"Oliver Twist" is Charles Dickens' second novel. Like many of his books, it was first published in monthly instalments. Its first instalment came out in 1837, and its final chapters eventually came out in 1839.
The first chapters of Dickens’s first “true” novel, "Oliver Twist", which he began to write concurrently with the picaresque adventures of Mr. Pickwick, form a hard-hitting satire on the inhuman cruelties of the New Poor Laws of 1834. These dictated that society’s jobless and desperate should be virtually imprisoned in harsh institutions known as workhouses. Into one of these a little bastard boy is born—the lowest of the low, christened Oliver Twist by a pompous parish official, Mr. Bumble the beadle. Yet Oliver is in fact a gentleman by blood, with a fortune awaiting him, for his story is also a romance of origins, a battered child’s wish fulfilment.
It is a gritty, realistic novel that is full of Dickens' trademark satire on class and whatnot. Even if you haven't read it, you've probably seen one of the dozen or so movies based on it.

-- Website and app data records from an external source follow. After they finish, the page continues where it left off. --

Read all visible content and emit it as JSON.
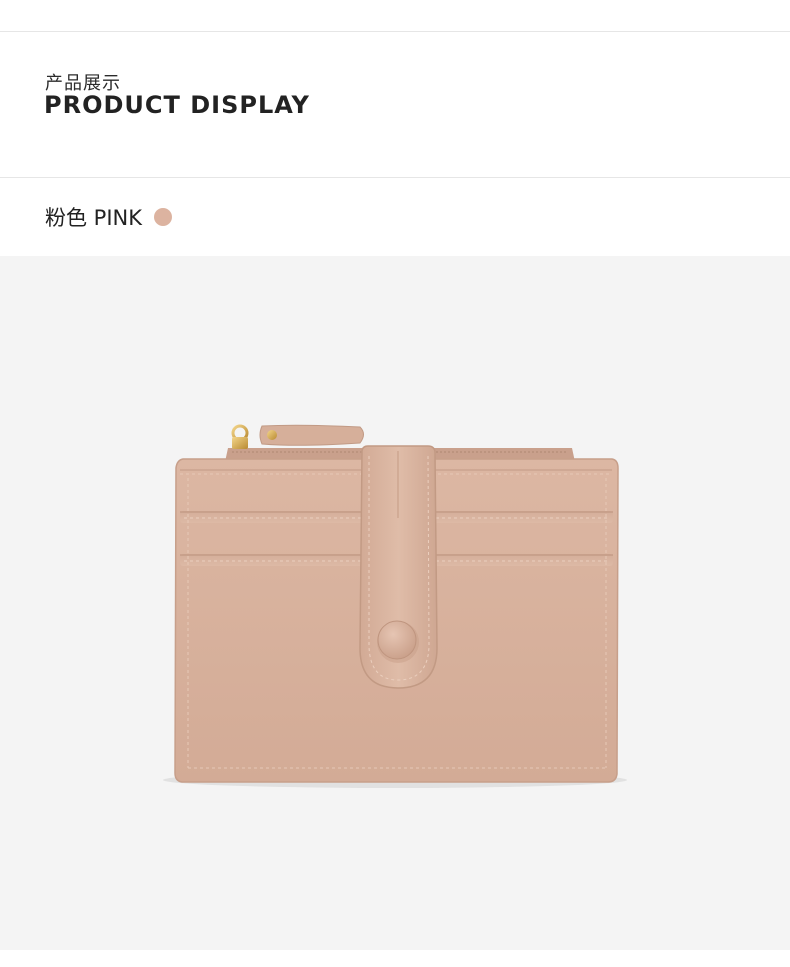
{
  "header": {
    "title_cn": "产品展示",
    "title_en": "PRODUCT DISPLAY"
  },
  "variant": {
    "label": "粉色 PINK",
    "swatch_color": "#dcb3a0"
  },
  "product_image": {
    "icon": "wallet-icon",
    "wallet_color": "#d9b4a0",
    "background_color": "#f4f4f4"
  }
}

The inimitable Martin Jarvis brings his talents to bear on Charles Dickens's classic in an audiobook that will delight listeners with its superb recreations of gritty 19th-century London. To escape Mr. Bumble and life in the workhouse, Oliver flees to London where he meets the Artful Dodger and becomes embroiled with Fagin's ragtag band of thieves. Jarvis simply dazzles: his performance captures both the humor and sorrow of the text, his narration is crisp, and his characterizations his rendition of the terrifying district magistrate, Mr. Fang, is particularly memorable are as varied as they are energetic, befitting, and enjoyable.